South Africa is contemplating significant changes to its immigration and asylum policies, including a potential temporary withdrawal from key United Nations conventions. Home Affairs Minister Aaron Motsoaledi has announced plans to toughen the nation's laws as part of a broader effort to 'overhaul' the migration system.
Central to these proposals, outlined in the government's 'White Paper,' is the possibility of South Africa withdrawing temporarily from the 1951 United Nations Refugees Convention and the 1967 Protocol. This move would enable the government to bypass certain clauses that grant socio-economic rights to migrants, as explained by Minister Motsoaledi.
The Daily Mail reports that these developments in South Africa parallel discussions in the United Kingdom, where the government has considered exiting the European Convention on Human Rights (ECHR) to facilitate its plan of deporting migrants to Rwanda. This UK proposal follows a Supreme Court ruling that immediate deportation would be unlawful.
Under Motsoaledi's proposals, South Africa would rejoin the UN conventions after implementing restrictions on refugees' rights to work, education, and citizenship. New laws could also permit the repatriation of refugees to countries not considered dangerous.
The government also plans to establish a Border Management Authority to mitigate illegal immigration, a response to the significant cost and resources expended in deporting approximately 20,000 illegal migrants annually.
Motsoaledi criticized the African National Congress (ANC) for not seeking exceptions when initially signing international agreements. He argued that other countries have opted out of granting refugees equal rights as citizens.
The minister contended that the liberal laws enacted post-apartheid in 1994 are now outdated and necessitate a radical overhaul. Motsoaledi advocates for a policy that would require asylum seekers in South Africa to remain in the first safe country they enter, a change primarily affecting migrants from other African nations.

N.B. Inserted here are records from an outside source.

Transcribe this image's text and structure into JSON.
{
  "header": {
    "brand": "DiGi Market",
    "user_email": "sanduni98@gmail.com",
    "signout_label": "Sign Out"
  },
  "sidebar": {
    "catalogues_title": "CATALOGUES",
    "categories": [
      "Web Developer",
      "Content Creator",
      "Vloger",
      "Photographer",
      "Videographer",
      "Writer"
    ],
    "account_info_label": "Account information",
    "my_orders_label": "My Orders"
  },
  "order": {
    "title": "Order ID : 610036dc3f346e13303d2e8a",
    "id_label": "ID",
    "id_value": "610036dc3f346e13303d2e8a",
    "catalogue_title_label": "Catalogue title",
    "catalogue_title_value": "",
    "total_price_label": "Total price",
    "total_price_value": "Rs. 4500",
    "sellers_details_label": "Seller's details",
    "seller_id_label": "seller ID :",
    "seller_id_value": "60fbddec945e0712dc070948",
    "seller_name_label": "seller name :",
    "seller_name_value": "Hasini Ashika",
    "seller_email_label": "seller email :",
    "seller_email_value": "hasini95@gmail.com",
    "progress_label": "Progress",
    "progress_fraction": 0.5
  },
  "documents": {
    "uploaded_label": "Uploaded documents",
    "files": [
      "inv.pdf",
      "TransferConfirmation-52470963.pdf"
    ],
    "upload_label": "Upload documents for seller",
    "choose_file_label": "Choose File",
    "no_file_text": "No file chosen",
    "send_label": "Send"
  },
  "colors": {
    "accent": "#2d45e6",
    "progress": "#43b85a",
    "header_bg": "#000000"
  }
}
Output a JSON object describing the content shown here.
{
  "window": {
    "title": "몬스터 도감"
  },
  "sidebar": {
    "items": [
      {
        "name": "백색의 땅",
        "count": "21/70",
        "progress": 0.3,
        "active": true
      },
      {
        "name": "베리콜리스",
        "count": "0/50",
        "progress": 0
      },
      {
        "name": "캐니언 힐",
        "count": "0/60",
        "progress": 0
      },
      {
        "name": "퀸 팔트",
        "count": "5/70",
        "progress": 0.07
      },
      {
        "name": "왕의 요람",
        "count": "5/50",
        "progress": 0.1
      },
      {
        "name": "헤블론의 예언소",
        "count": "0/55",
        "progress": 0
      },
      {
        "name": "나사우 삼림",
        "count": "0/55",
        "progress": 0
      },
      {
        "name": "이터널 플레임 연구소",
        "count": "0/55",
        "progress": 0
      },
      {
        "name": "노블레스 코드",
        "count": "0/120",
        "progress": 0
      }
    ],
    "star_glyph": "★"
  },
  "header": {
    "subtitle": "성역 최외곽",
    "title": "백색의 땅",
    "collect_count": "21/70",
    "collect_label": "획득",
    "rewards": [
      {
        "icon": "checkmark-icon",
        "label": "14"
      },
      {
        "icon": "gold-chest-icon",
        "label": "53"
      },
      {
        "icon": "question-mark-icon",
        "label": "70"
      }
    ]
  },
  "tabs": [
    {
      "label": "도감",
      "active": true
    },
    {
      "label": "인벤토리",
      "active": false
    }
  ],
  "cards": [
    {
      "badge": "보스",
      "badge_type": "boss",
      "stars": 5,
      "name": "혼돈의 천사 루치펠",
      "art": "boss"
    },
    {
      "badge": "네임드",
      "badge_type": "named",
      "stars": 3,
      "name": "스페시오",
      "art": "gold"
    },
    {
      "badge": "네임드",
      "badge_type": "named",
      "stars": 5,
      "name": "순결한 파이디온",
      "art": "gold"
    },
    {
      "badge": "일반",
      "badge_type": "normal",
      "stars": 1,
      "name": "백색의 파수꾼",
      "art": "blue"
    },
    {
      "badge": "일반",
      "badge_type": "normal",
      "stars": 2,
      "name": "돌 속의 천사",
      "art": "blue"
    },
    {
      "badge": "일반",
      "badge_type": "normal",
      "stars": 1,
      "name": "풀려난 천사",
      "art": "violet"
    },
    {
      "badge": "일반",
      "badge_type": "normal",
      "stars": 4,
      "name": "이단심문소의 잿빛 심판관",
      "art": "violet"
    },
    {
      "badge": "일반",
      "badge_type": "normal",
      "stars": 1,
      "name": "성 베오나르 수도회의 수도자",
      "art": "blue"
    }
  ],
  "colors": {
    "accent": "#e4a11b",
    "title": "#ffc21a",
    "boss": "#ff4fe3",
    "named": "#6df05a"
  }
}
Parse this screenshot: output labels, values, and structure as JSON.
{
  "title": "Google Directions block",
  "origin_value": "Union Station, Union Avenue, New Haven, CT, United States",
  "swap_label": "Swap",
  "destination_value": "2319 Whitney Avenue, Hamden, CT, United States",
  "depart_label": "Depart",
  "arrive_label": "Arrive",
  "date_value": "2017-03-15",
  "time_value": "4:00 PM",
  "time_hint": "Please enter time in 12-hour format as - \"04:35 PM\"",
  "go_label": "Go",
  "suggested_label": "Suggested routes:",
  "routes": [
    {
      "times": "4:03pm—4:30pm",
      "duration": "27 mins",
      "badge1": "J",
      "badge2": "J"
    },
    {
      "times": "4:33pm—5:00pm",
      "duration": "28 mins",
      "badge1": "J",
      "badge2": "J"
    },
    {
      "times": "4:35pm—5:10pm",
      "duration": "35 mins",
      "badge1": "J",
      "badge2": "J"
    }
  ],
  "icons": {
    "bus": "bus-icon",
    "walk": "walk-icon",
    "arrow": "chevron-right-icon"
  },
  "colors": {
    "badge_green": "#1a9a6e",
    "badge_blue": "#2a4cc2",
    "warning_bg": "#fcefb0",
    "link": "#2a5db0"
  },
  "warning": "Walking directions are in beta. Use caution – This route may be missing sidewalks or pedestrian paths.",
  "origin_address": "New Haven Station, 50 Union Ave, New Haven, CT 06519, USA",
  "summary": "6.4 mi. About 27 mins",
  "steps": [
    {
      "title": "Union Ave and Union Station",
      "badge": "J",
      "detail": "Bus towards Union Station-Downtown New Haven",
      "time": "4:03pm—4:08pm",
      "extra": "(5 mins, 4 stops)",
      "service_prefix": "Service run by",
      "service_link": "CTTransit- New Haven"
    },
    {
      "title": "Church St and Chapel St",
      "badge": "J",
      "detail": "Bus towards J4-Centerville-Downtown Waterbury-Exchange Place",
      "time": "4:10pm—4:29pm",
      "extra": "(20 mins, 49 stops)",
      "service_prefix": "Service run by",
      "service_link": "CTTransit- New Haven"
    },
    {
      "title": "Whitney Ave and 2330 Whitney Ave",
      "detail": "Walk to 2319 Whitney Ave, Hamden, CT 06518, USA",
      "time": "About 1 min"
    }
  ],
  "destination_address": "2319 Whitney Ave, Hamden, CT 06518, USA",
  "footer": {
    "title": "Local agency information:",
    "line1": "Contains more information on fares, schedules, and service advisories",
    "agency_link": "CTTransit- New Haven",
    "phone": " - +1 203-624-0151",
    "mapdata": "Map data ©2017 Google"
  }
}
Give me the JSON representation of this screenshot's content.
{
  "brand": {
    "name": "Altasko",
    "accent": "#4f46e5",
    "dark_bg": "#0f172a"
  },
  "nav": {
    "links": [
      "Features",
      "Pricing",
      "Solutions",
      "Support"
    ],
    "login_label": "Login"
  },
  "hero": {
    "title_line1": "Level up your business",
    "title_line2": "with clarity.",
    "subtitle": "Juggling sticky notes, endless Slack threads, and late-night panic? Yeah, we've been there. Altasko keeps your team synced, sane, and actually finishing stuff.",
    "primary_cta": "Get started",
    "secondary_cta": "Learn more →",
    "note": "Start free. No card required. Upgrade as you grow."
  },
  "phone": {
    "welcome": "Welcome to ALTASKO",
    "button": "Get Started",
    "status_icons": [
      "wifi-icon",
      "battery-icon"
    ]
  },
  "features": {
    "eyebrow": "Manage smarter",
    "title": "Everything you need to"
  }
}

According to Statistics South Africa, the country hosted over 2.4 million migrants last year, with the largest groups originating from Zimbabwe, Mozambique, and Lesotho. Motsoaledi argued that the current laws have inadvertently fostered violent clashes and the emergence of anti-immigrant groups, as highlighted in the White Paper.
These proposals come as South Africa prepares for national elections next year amid a severe unemployment crisis, with official figures at 33% and estimates suggesting a higher rate of 42%. The United Nations has described the situation as a 'ticking time bomb,' referencing the 2021 riots and looting that led to significant violence.
Experts and journalists highlight the growing resentment towards migrants, who are perceived as dominating local economies and taking jobs from South Africans. This sentiment is fueling hostility and the rise of anti-migrant groups like Operation Dudula.
Critics argue that the government is using immigration as a scapegoat for its failures, warning that anti-immigration rhetoric could exacerbate hostilities. Political analyst Stephen Friedman emphasized the contribution of foreigners to South Africa, disputing claims that the law indiscriminately welcomes everyone.
“It is not true that the law just welcomes everyone,” said Friedman in an interview with South African publication Financial Mail. “There is simply no recognition by the government that the vast majority of foreigners in South Africa have skills, work hard and contribute to society.”